Apple Planning Mac Computers With Own ‘Kalamata’ Chips

Two years ago, Apple stated plans to sell Mac computers with its own chips, and now announced it will roll them out in 2021. The company is developing three Mac-specific chips using the 5-nanometer process it will debut this year. The chips, which are expected to be faster than those found in the iPhone and iPad, won’t be able to initially surpass Intel’s performance for Apple’s high-end MacBook Pros, iMacs and Mac Pro. For that reason, Apple will likely first debut a laptop. Apple has used Intel chips since 2005.

Bloomberg reports that Apple’s chip project, codenamed Kalamata, requires “close collaboration between Apple’s software, hardware and component-sourcing teams.” The Mac processors will include “the main processor, known as a Central Processing Unit or CPU, and the GPU, the graphics chip.”

Apple developed its own Mac chip as early as 2018, “based on the iPad Pro’s A12X processor for internal testing.” The company is already reported to have “started designing a second generation of Mac processors that follows the architecture of chips planned for the 2021 iPhone,” which, says Bloomberg, “indicates Apple wants to put its Macs, iPhones and iPads on the same processor development cycle.”

Apple is also exploring ways to ensure backward compatibility for apps developed “for older Intel-based Macs.” The company’s Catalyst technology allows software developers to “build an iPad app and run it on Mac computers.”

Apple’s abandonment of Intel processors will be “a blow to [that company’s] prestige.” Although the collaboration enabled the original 2006 Mac Pro, second-generation 2010 MacBook Air and thinner MacBook Pro in 2012, “the pace of Mac upgrades has declined, partly due to a slowdown in Intel’s chip advancements.” Apple also plans to “stop using Intel cellular modems — chips that connect smartphones to the Internet and support calls — after using them for only four years.”

VentureBeat reports that, “we’re nearing a potentially seismic shift in professional-class notebook performance,” whereby “over the next year, high-end business laptops powered by Apple’s ARM processors are likely to deliver true full-day battery life and dramatically faster processing than today’s machines.”

Much of that is due to the shrinking of the processor, “from a 14-nanometer manufacturing process to 10-, 7-, and 5-nanometer sizes.” Intel has lagged in making 10-nanometer processors and is still using the 14-nanometer chips.

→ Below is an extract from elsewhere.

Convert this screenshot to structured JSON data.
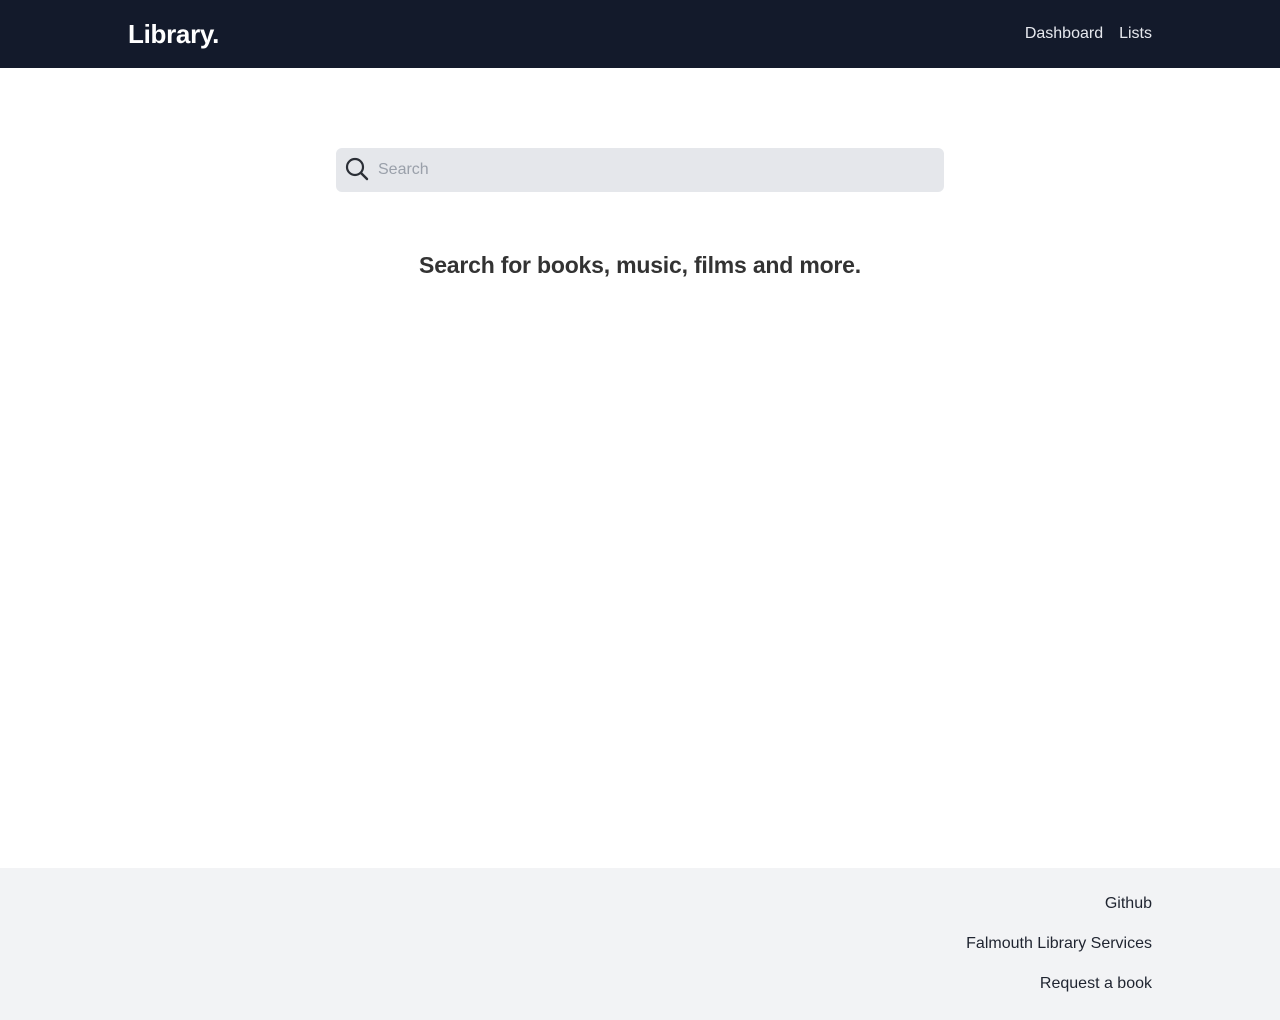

By switching to 5-nanometer manufacturing, Apple will produce chips that are “even smaller and more energy-efficient than they have been over the last two years.” That includes the likelihood of laptops with “true 20- or 24-hour run times, unless they compromise on battery size.”

For comparison, Apple’s A12X and A12Z chips, with eight CPU cores, “already outperform around 90 percent of recent PC laptops in overall performance.” Bloomberg points out that, “Intel’s laptop chips currently top out at eight cores, like Apple’s tablet chips, so if Apple is working on a 12-core chip, that means it wants horsepower superior to current MacBook Pros, not just equal to them.”